He went over and, for a split second, felt relief, bathing in the wonderment that he had actually made it over the precipice of the trench. He looked across the landscape before him, but ghosts were all he could see. Figures faded in and out of the fog of war that blanketed all before him.
He began to move, rifle pointed outwards. Every now and then the fog was illuminated by blinding discharges, momentarily revealing the silhouettes of his brothers in arms. He pressed forward, trying to keep pace with them, as flash after flash lit up the world; flashes that did not proceed any sounds other than the screams of unseen victims. No booms, no thuds, no cracks, just the static of silence, the breath that kept catching in his throat, the drumming of his heart.
He stumbled over a body—fresh, in half, and landed on its torso—their faces pressed together. Dead eyes looked right into his; cruel eyes.
"On your feet, Perkins," he said to himself. His voice came out as loud as the staff sergeant's had, thrown back at him by the fog.
He scrambled up and realised that he did not even know what way he was meant to be going. The fog was thicker than he thought fog could be. He stood motionless, listening, hardly breathing. A cry here, a whimper there, calls for help. One by one, the voices went silent.
There were no more flashes, no more horns. Then, the pitter patter of feet in mud. One set—no, five, six, ten. He couldn’t see past his hand in the miasma, he couldn’t see the bayonet of his rifle. He used all of his might and all of his courage to simply do nothing, to stand still, to hold his breath. He tried to will his heart quiet. And then, unbidden, he tensed up, fear cramping his body. His finger curled around the trigger, and the crack of his gun was louder than any aerial bombardment.
The gunshot echoed around an unseen landscape, the flash illuminating a dozen of the enemy for a split second. They had been feet away from Jack, their unsymmetrical bodies grotesque, their legs—five of them—ungainly and awkward looking. He saw them one more time, as one of their impossible war-machines illuminated him, hovering over him silently.

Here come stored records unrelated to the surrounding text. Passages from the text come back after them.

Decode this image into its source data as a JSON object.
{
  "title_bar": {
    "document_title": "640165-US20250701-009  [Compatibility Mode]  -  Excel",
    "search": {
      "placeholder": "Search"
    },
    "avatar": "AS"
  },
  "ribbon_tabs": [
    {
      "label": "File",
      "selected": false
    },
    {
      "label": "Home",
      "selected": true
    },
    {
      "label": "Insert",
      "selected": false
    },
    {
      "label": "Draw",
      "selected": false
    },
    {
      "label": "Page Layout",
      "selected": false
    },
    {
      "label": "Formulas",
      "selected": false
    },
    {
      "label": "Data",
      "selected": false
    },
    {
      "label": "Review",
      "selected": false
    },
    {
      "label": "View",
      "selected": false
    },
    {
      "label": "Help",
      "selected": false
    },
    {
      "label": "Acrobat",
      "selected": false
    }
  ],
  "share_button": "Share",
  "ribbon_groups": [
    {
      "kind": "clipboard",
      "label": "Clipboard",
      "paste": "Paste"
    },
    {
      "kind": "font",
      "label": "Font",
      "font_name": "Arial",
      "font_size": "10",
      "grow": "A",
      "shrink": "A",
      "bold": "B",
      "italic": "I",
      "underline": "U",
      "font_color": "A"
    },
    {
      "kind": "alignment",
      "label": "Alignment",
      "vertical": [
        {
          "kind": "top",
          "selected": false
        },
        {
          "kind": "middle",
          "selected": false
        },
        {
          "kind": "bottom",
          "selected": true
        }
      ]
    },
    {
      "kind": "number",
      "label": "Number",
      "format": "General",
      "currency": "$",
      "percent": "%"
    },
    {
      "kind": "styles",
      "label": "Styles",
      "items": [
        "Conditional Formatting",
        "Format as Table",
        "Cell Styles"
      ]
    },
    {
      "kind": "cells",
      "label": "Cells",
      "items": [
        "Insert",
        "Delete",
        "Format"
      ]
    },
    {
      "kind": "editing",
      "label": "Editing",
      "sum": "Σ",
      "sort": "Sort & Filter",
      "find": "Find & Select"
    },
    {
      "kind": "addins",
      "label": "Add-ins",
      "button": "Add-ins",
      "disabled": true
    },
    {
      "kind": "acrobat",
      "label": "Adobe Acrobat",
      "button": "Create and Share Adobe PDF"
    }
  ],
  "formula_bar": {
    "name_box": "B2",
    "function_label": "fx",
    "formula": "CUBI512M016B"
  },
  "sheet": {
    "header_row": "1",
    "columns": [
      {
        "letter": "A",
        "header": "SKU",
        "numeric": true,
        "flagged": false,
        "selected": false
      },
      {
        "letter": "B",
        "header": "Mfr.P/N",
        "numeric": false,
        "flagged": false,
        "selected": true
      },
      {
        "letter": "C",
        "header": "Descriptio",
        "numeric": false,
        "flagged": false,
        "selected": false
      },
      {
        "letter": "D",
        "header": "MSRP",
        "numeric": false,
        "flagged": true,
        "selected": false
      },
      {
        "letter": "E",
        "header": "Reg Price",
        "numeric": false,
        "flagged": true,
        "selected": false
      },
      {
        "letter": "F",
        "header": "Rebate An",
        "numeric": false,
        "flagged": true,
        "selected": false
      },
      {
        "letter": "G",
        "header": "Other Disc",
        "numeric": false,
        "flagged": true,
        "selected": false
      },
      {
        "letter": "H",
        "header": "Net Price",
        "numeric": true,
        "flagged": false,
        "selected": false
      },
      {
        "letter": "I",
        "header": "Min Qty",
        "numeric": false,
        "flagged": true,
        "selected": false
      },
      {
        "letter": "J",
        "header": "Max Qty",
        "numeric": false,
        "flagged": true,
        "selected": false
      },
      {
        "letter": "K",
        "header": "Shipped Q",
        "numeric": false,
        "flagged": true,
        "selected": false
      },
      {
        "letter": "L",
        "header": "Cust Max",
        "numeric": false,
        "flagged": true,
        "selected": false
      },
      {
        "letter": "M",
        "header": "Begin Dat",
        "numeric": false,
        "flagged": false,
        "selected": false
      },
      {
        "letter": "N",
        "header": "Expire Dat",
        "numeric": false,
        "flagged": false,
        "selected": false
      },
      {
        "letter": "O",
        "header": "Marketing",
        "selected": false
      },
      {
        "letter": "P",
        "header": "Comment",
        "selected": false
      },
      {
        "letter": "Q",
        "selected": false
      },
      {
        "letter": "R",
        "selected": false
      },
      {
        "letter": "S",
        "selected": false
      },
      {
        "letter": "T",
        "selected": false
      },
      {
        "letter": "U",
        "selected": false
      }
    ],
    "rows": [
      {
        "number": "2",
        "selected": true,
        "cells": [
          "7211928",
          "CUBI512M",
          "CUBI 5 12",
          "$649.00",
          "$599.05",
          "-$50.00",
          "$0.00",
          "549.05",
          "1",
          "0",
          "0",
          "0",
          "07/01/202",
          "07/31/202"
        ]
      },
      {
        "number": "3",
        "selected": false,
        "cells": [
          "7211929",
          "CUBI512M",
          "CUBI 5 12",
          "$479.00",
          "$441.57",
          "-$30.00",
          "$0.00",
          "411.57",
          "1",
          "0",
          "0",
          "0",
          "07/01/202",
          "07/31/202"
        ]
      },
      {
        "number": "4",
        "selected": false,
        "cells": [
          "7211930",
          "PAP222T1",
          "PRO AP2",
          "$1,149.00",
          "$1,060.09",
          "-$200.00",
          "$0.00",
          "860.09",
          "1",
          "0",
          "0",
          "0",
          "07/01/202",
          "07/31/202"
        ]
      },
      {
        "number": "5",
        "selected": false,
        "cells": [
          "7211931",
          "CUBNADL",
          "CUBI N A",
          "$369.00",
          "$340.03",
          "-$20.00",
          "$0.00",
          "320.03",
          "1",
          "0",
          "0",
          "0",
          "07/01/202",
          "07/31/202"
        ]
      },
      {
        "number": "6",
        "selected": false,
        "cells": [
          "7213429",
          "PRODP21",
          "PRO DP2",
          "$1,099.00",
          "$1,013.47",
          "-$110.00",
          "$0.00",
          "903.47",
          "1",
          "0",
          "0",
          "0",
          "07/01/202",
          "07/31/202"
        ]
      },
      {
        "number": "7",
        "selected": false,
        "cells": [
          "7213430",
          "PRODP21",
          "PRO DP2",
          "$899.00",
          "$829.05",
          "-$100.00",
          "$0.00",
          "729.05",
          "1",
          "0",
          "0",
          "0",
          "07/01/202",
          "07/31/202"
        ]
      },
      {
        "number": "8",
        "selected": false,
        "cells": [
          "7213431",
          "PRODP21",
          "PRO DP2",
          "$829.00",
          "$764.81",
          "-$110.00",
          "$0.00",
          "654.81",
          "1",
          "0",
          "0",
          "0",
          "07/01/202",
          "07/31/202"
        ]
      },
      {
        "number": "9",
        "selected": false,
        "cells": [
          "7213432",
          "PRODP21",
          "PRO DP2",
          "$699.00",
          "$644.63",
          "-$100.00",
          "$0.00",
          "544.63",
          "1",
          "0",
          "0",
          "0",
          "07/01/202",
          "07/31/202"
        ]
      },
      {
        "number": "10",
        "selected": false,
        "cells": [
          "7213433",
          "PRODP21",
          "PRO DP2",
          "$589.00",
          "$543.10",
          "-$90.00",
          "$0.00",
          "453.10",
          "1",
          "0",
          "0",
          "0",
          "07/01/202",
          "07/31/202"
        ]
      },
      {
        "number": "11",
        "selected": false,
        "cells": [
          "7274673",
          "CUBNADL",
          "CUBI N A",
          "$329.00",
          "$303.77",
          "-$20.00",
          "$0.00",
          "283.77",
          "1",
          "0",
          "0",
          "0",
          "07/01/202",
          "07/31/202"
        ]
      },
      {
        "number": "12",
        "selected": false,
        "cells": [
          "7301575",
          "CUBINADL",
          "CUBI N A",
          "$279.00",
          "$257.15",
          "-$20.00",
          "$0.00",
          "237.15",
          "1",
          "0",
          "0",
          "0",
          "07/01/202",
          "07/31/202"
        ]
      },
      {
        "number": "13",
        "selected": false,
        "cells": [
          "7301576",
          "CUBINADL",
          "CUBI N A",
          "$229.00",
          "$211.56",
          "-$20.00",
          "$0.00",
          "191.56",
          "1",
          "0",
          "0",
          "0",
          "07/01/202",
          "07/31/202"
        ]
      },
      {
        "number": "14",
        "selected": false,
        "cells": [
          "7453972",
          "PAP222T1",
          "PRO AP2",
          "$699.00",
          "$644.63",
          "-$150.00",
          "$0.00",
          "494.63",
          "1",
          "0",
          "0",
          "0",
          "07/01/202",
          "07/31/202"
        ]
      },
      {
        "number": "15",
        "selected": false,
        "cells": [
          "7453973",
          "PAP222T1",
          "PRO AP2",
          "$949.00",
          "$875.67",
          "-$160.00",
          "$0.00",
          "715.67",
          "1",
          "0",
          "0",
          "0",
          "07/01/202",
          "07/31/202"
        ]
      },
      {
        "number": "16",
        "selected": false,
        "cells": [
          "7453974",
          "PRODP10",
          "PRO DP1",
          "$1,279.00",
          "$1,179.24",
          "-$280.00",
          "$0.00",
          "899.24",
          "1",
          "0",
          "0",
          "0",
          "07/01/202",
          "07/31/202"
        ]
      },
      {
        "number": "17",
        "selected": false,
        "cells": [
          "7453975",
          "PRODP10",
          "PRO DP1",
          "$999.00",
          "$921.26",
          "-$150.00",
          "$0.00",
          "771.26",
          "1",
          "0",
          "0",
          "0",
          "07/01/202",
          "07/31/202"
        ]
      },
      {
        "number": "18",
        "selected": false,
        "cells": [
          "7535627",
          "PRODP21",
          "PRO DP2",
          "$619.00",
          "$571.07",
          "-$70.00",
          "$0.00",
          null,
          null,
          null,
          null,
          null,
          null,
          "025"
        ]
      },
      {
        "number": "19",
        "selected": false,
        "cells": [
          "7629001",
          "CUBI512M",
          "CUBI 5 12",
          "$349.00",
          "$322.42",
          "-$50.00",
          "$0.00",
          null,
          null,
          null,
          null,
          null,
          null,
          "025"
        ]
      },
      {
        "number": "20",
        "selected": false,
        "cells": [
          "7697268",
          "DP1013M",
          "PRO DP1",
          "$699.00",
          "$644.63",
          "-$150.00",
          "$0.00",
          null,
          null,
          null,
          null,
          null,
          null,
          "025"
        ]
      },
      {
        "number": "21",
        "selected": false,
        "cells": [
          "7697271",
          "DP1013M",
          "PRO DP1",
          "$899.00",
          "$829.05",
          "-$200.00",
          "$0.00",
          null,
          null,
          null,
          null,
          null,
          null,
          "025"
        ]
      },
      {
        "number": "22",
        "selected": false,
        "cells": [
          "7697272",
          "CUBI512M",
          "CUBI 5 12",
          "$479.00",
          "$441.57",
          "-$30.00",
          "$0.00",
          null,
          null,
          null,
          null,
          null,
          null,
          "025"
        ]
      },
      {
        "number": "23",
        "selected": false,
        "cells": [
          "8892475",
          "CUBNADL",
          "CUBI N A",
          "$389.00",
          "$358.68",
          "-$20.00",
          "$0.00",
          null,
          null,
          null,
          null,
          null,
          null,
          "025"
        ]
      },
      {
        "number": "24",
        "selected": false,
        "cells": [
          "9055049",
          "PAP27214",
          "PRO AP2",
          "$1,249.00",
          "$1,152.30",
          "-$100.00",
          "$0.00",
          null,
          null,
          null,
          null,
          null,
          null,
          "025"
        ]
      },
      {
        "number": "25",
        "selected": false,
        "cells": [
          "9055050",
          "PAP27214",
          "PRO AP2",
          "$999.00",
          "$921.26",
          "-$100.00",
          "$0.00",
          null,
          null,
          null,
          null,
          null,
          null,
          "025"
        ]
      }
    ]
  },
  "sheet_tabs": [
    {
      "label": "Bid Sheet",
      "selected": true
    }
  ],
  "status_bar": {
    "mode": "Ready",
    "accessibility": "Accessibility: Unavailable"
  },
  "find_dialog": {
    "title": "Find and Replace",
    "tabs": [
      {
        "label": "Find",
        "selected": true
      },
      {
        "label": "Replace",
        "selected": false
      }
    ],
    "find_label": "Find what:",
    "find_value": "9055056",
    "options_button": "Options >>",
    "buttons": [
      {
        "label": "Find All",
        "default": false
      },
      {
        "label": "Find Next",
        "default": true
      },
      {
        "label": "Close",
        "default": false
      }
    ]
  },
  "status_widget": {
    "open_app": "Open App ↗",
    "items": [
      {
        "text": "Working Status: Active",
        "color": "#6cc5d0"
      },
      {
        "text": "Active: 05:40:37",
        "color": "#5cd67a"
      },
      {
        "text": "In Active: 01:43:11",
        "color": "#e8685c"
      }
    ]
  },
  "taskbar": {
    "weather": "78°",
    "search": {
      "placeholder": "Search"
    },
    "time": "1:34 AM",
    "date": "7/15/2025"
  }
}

The last thing he heard was its warhorn sounding, a different pitch from before. Victory, it said.